Leukocytes count and profile during early postnatal ontogenesis in domestic cat: effect of litter size and multiple paternity.

Abstract

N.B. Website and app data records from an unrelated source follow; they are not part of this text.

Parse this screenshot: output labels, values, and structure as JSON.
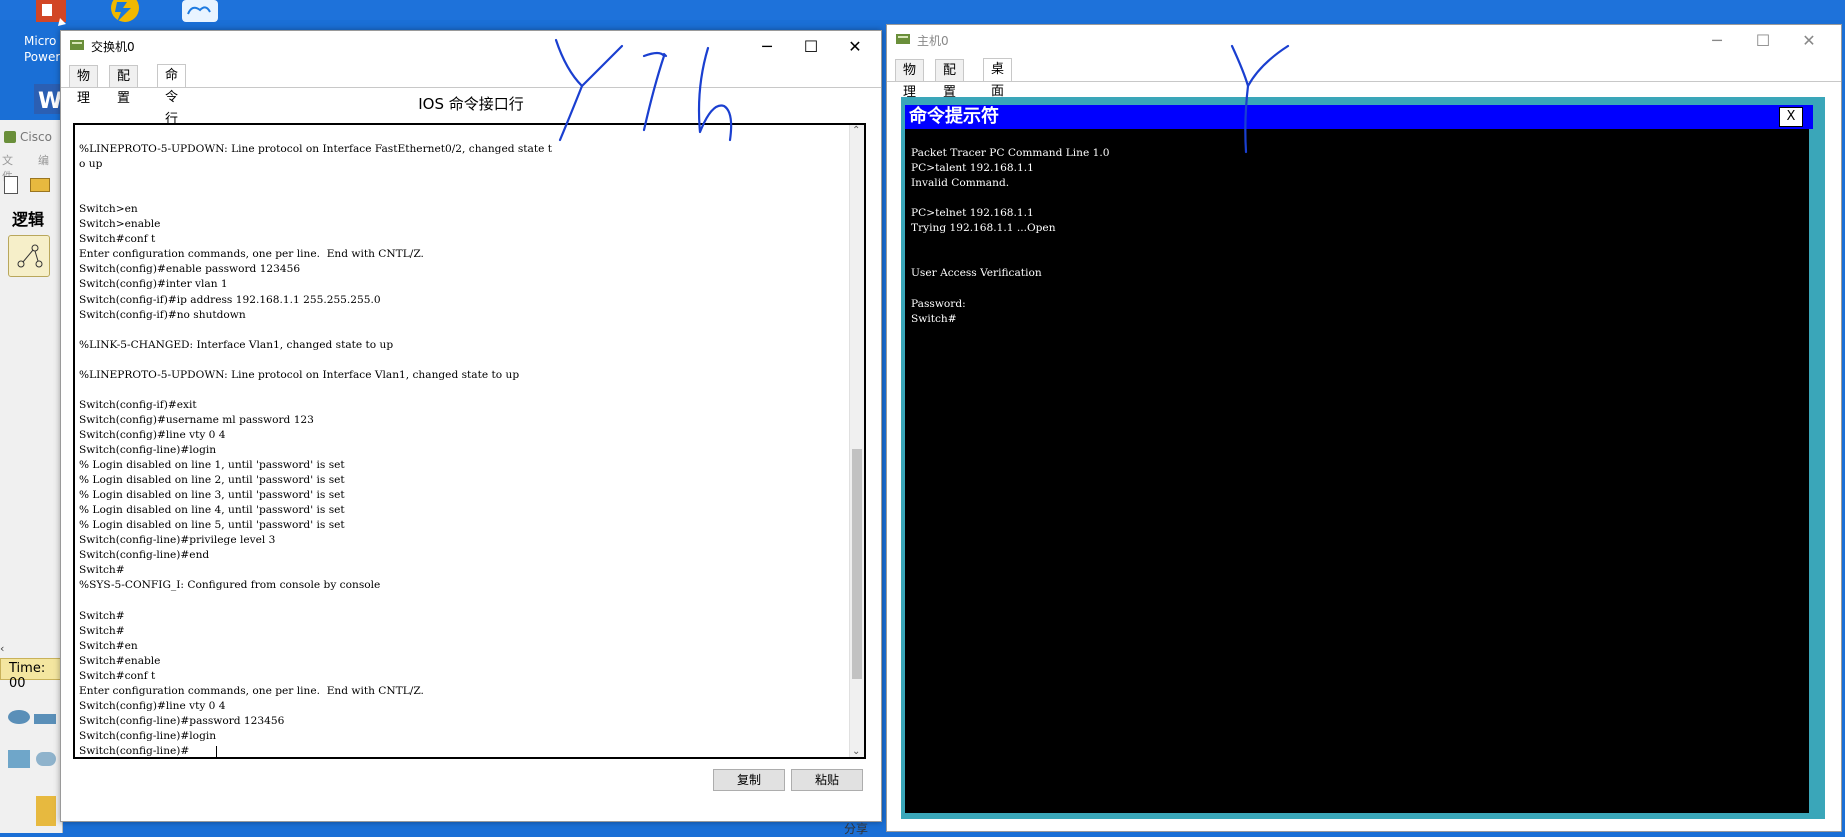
{
  "desktop": {
    "icons": [
      {
        "name": "powerpoint-desktop-icon",
        "label": "Micro\nPower"
      },
      {
        "name": "shortcut-desktop-icon",
        "label": ""
      },
      {
        "name": "cloud-desktop-icon",
        "label": ""
      }
    ],
    "label_micro": "Micro",
    "label_power": "Power"
  },
  "cisco_main": {
    "title": "Cisco",
    "menu_file": "文件",
    "menu_edit": "编",
    "logical_label": "逻辑",
    "time_label": "Time: 00",
    "share_text": "分享"
  },
  "switch_window": {
    "title": "交换机0",
    "tabs": [
      {
        "label": "物理",
        "active": false
      },
      {
        "label": "配置",
        "active": false
      },
      {
        "label": "命令行",
        "active": true
      }
    ],
    "heading": "IOS 命令接口行",
    "terminal_lines": [
      "%LINEPROTO-5-UPDOWN: Line protocol on Interface FastEthernet0/2, changed state t",
      "o up",
      "",
      "",
      "Switch>en",
      "Switch>enable",
      "Switch#conf t",
      "Enter configuration commands, one per line.  End with CNTL/Z.",
      "Switch(config)#enable password 123456",
      "Switch(config)#inter vlan 1",
      "Switch(config-if)#ip address 192.168.1.1 255.255.255.0",
      "Switch(config-if)#no shutdown",
      "",
      "%LINK-5-CHANGED: Interface Vlan1, changed state to up",
      "",
      "%LINEPROTO-5-UPDOWN: Line protocol on Interface Vlan1, changed state to up",
      "",
      "Switch(config-if)#exit",
      "Switch(config)#username ml password 123",
      "Switch(config)#line vty 0 4",
      "Switch(config-line)#login",
      "% Login disabled on line 1, until 'password' is set",
      "% Login disabled on line 2, until 'password' is set",
      "% Login disabled on line 3, until 'password' is set",
      "% Login disabled on line 4, until 'password' is set",
      "% Login disabled on line 5, until 'password' is set",
      "Switch(config-line)#privilege level 3",
      "Switch(config-line)#end",
      "Switch#",
      "%SYS-5-CONFIG_I: Configured from console by console",
      "",
      "Switch#",
      "Switch#",
      "Switch#en",
      "Switch#enable",
      "Switch#conf t",
      "Enter configuration commands, one per line.  End with CNTL/Z.",
      "Switch(config)#line vty 0 4",
      "Switch(config-line)#password 123456",
      "Switch(config-line)#login",
      "Switch(config-line)#"
    ],
    "copy_button": "复制",
    "paste_button": "粘贴",
    "scroll_position": 0.83
  },
  "pc_window": {
    "title": "主机0",
    "tabs": [
      {
        "label": "物理",
        "active": false
      },
      {
        "label": "配置",
        "active": false
      },
      {
        "label": "桌面",
        "active": true
      }
    ],
    "cmd_title": "命令提示符",
    "cmd_close": "X",
    "cmd_lines": [
      "Packet Tracer PC Command Line 1.0",
      "PC>talent 192.168.1.1",
      "Invalid Command.",
      "",
      "PC>telnet 192.168.1.1",
      "Trying 192.168.1.1 ...Open",
      "",
      "",
      "User Access Verification",
      "",
      "Password:",
      "Switch#"
    ]
  },
  "colors": {
    "desktop_blue": "#1a6fd6",
    "cmd_title_blue": "#0000ff",
    "pc_desktop_teal": "#3aa6b9",
    "ink_blue": "#1a3fd0"
  }
}
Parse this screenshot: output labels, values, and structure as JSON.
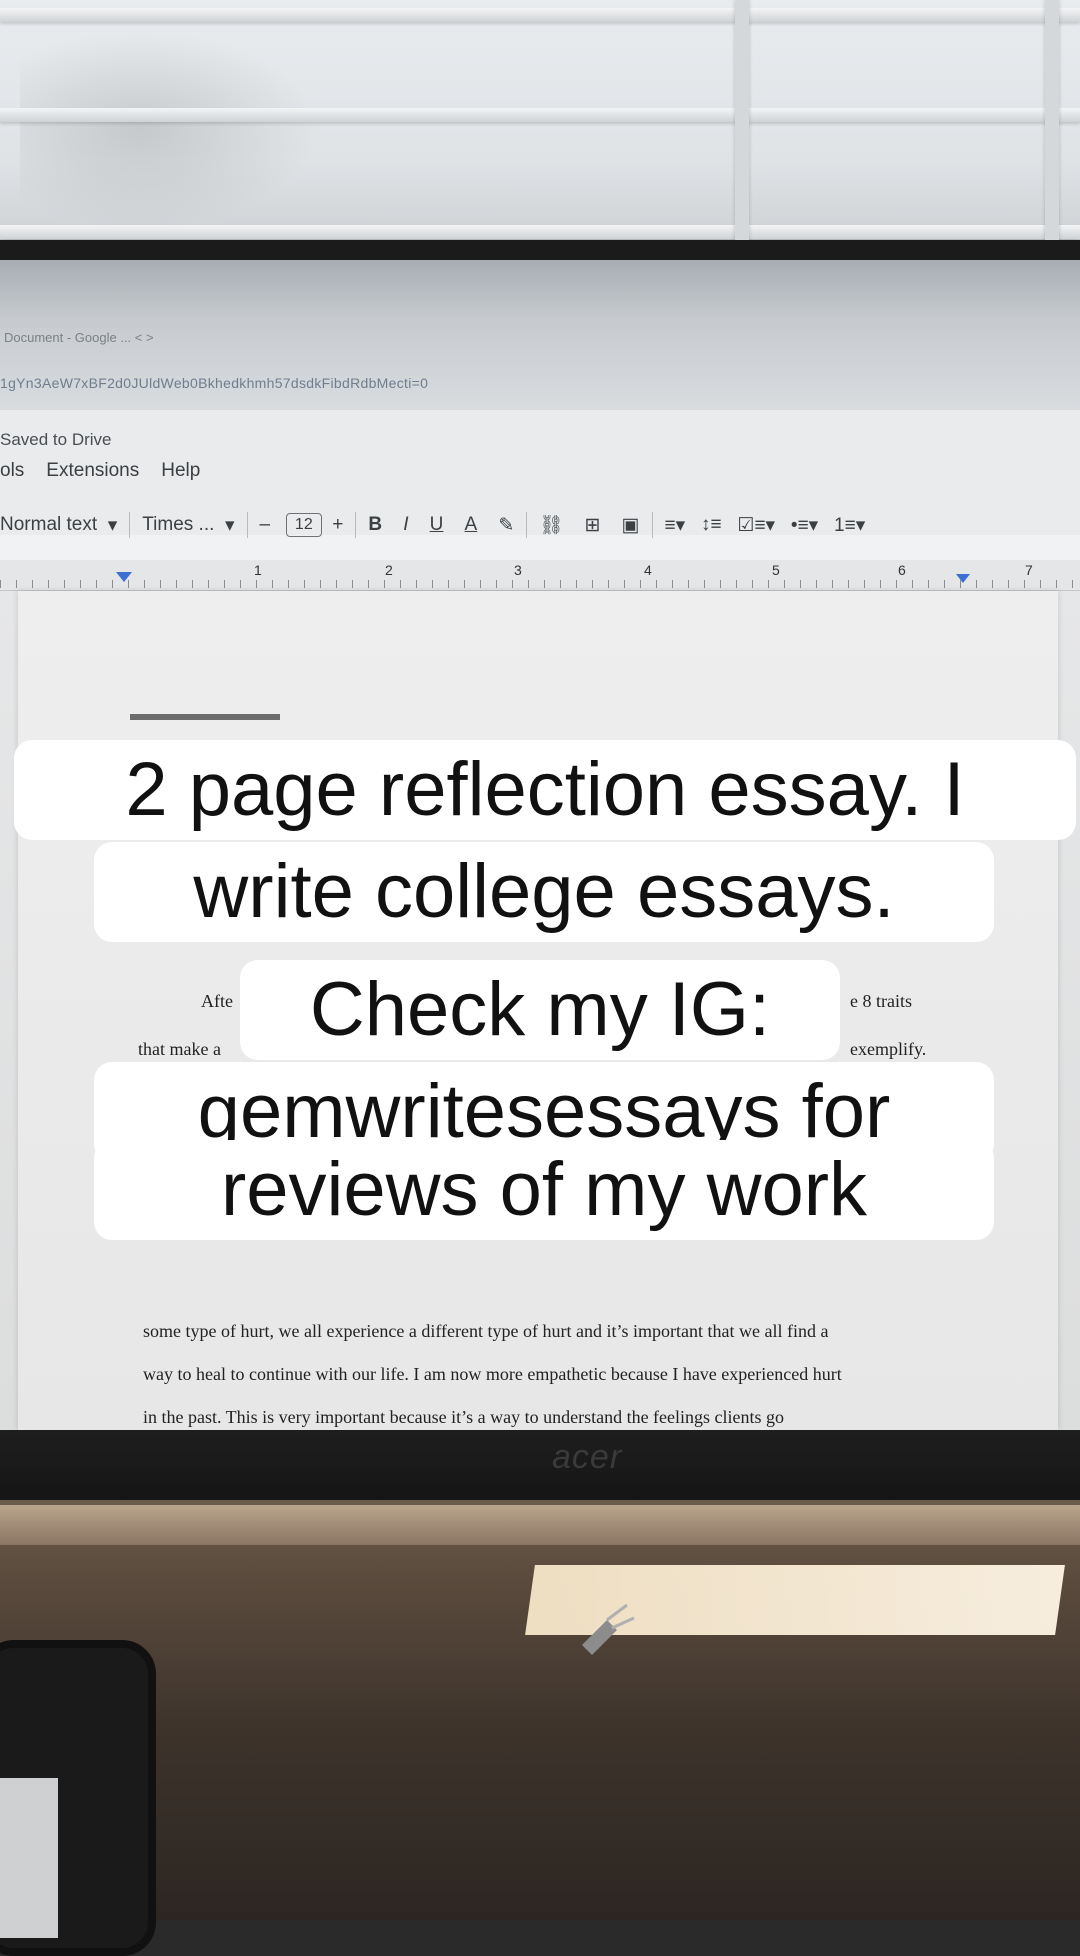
{
  "browser": {
    "tab_text": "Document - Google ...   <   >",
    "url_text": "1gYn3AeW7xBF2d0JUldWeb0Bkhedkhmh57dsdkFibdRdbMecti=0"
  },
  "doc": {
    "saved_status": "Saved to Drive",
    "menu": [
      "ols",
      "Extensions",
      "Help"
    ],
    "toolbar": {
      "style": "Normal text",
      "font": "Times ...",
      "minus": "–",
      "font_size": "12",
      "plus": "+",
      "bold": "B",
      "italic": "I",
      "underline": "U",
      "text_color": "A"
    },
    "ruler_numbers": [
      "1",
      "2",
      "3",
      "4",
      "5",
      "6",
      "7"
    ],
    "body_fragments": {
      "left_1": "Afte",
      "right_1": "e 8 traits",
      "left_2": "that make a",
      "right_2": "exemplify."
    },
    "body_lines": [
      "some type of hurt, we all experience a different type of hurt and it’s important that we all find a",
      "way to heal to continue with our life. I am now more empathetic because I have experienced hurt",
      "in the past. This is very important because it’s a way to understand the feelings clients go"
    ]
  },
  "monitor": {
    "brand": "acer"
  },
  "caption": {
    "lines": [
      "2 page reflection essay. I",
      "write college essays.",
      "Check my IG:",
      "gemwritesessays for",
      "reviews of my work"
    ]
  },
  "colors": {
    "caption_bg": "#ffffff",
    "caption_text": "#111111",
    "ruler_marker": "#3b6fd1"
  }
}
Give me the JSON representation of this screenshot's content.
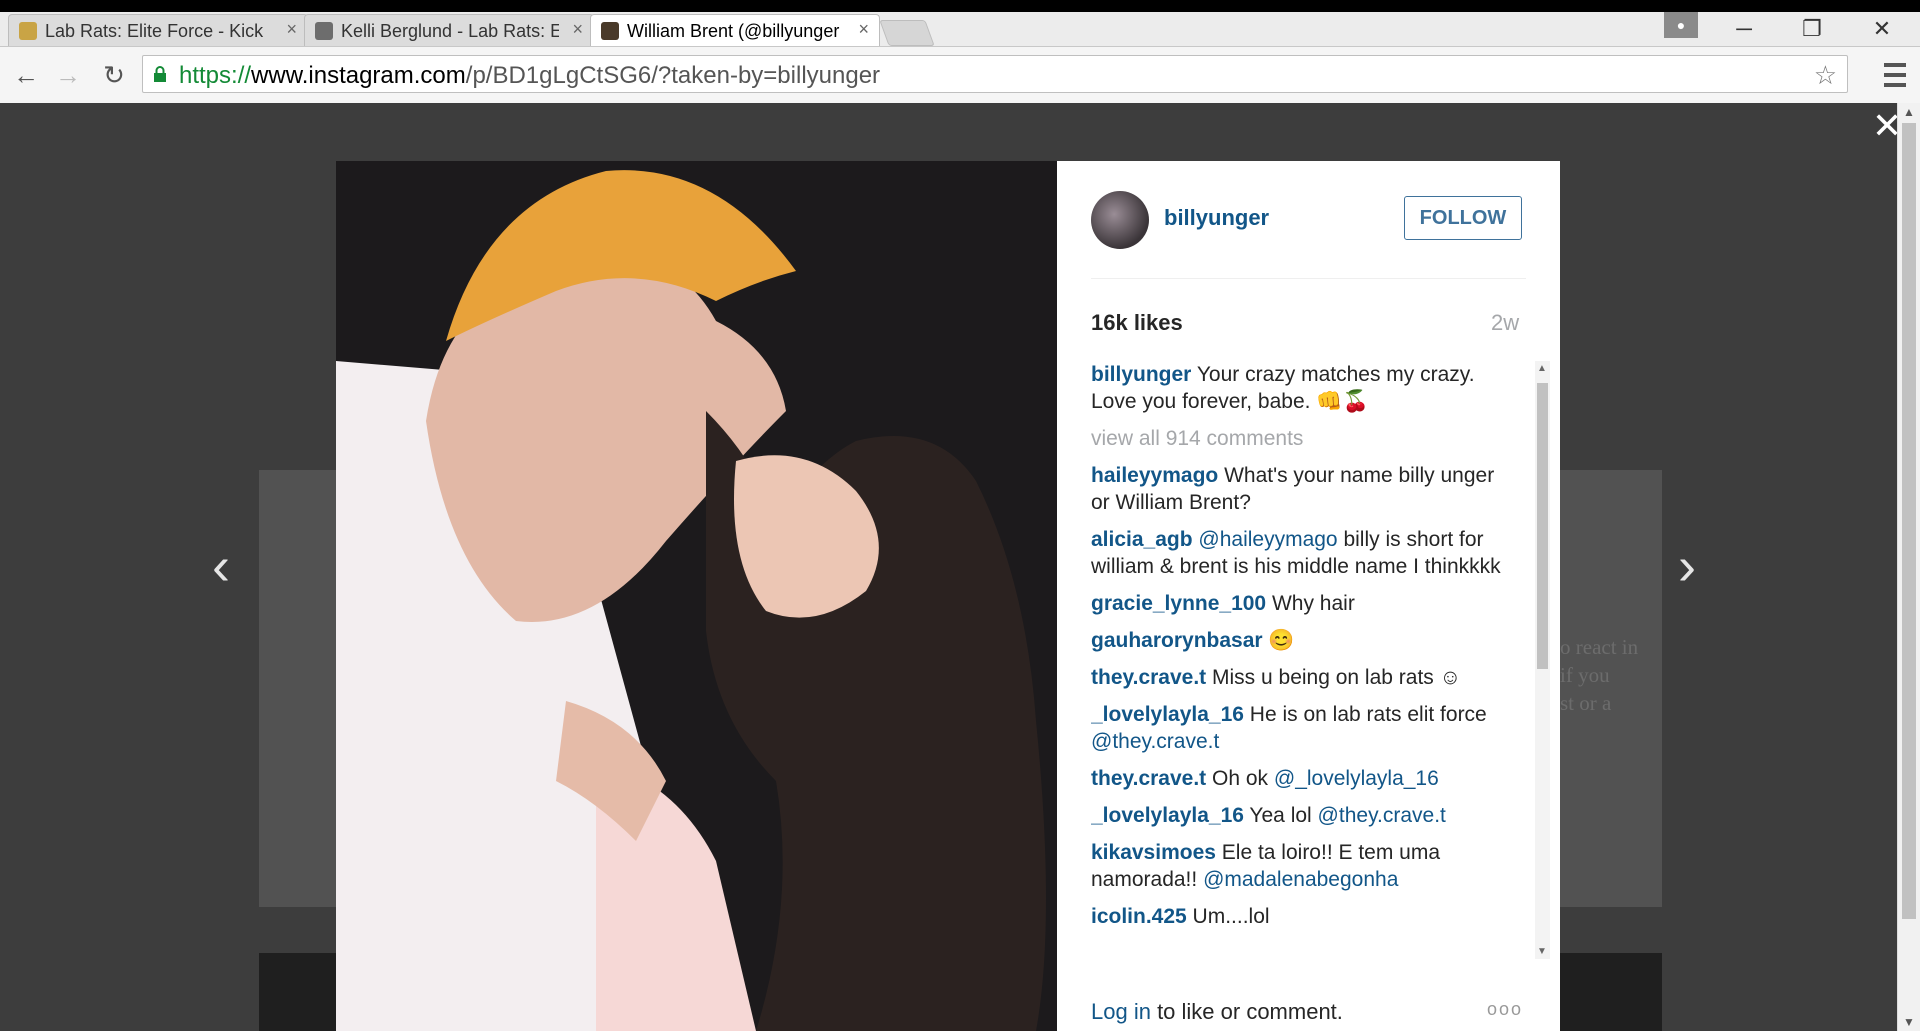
{
  "browser": {
    "tabs": [
      {
        "title": "Lab Rats: Elite Force - Kick",
        "close": "×",
        "favicon_color": "#c9a445"
      },
      {
        "title": "Kelli Berglund - Lab Rats: E",
        "close": "×",
        "favicon_color": "#6d6d6d"
      },
      {
        "title": "William Brent (@billyunger",
        "close": "×",
        "favicon_color": "#4a3a2a",
        "active": true
      }
    ],
    "window": {
      "minimize": "─",
      "restore": "❐",
      "close": "✕"
    },
    "nav": {
      "back": "←",
      "forward": "→",
      "reload": "↻"
    },
    "url": {
      "scheme": "https://",
      "host": "www.instagram.com",
      "path": "/p/BD1gLgCtSG6/?taken-by=billyunger"
    },
    "bookmark": "☆"
  },
  "overlay": {
    "close": "✕",
    "prev": "‹",
    "next": "›",
    "background_text": [
      "o react in",
      "if you",
      "st or a"
    ]
  },
  "post": {
    "username": "billyunger",
    "follow_label": "FOLLOW",
    "likes": "16k likes",
    "age": "2w",
    "caption": {
      "user": "billyunger",
      "text": " Your crazy matches my crazy. Love you forever, babe. 👊🍒"
    },
    "view_all": "view all 914 comments",
    "comments": [
      {
        "user": "haileyymago",
        "text": " What's your name billy unger or William Brent?"
      },
      {
        "user": "alicia_agb",
        "mention": " @haileyymago",
        "text": " billy is short for william & brent is his middle name I thinkkkk"
      },
      {
        "user": "gracie_lynne_100",
        "text": " Why hair"
      },
      {
        "user": "gauharorynbasar",
        "text": " 😊"
      },
      {
        "user": "they.crave.t",
        "text": " Miss u being on lab rats ☺"
      },
      {
        "user": "_lovelylayla_16",
        "text": " He is on lab rats elit force",
        "mention": " @they.crave.t"
      },
      {
        "user": "they.crave.t",
        "text": " Oh ok",
        "mention": " @_lovelylayla_16"
      },
      {
        "user": "_lovelylayla_16",
        "text": " Yea lol",
        "mention": " @they.crave.t"
      },
      {
        "user": "kikavsimoes",
        "text": " Ele ta loiro!! E tem uma namorada!!",
        "mention": " @madalenabegonha"
      },
      {
        "user": "icolin.425",
        "text": " Um....lol"
      }
    ],
    "login_link": "Log in",
    "login_rest": " to like or comment.",
    "more": "ooo"
  },
  "colors": {
    "link": "#125688",
    "follow": "#3f729b",
    "secure": "#138a36"
  }
}
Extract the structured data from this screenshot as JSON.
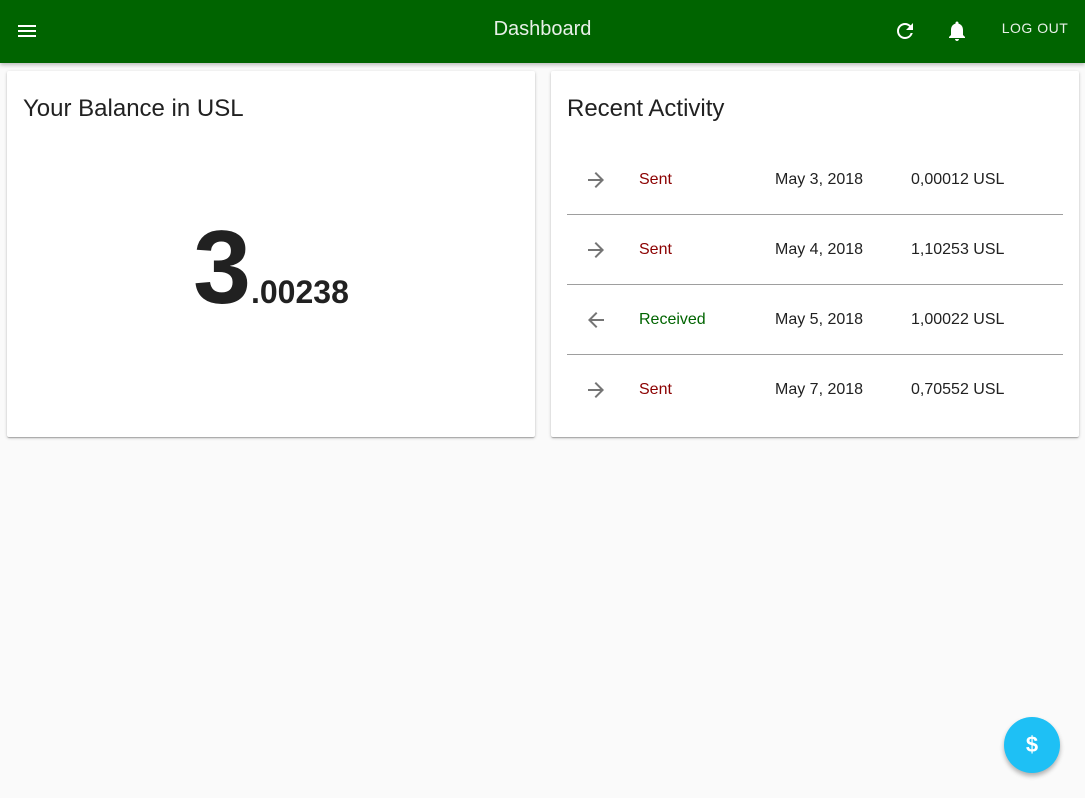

Since blood cells count is the most important indicator of animals' physiological status, we investigated the effects of age, litter size, and multiple paternity on the total number of white blood cells, the number of their individual types (lymphocytes, neutrophils, eosinophils, monocytes), and the ratio of neutrophils to lymphocytes in domestic cat during early postnatal ontogenesis. The study was conducted on kittens living in outdoor conditions, aged from birth to 6 months. The number of white blood cells was evaluated using a hemoanalyzer, the leukocyte formula and the proportion of cell types were determined manually from blood smears. Age significantly affected the number of leukocytes in the first 3 months of kittens' age. The number and proportion of neutrophils were the highest after birth and gradually decreased during the first month. Lymphocytes number, on the contrary, increased during this period. Monocytes and eosinophils increased in number in the first 2 months. The litter size affected the number of leukocytes and neutrophils in the first 2 months of life, their number being significantly higher in kittens from the small litters than from the large ones. In kittens from the litters with multiple paternity, the number of leukocytes and the proportion of neutrophils was higher than in litters from a single male. Thus, age, litter size and type of paternity may affect the hematological indices in domestic cats, which must be taken into account during the estimation of the health status of kittens in domestic and wild cats.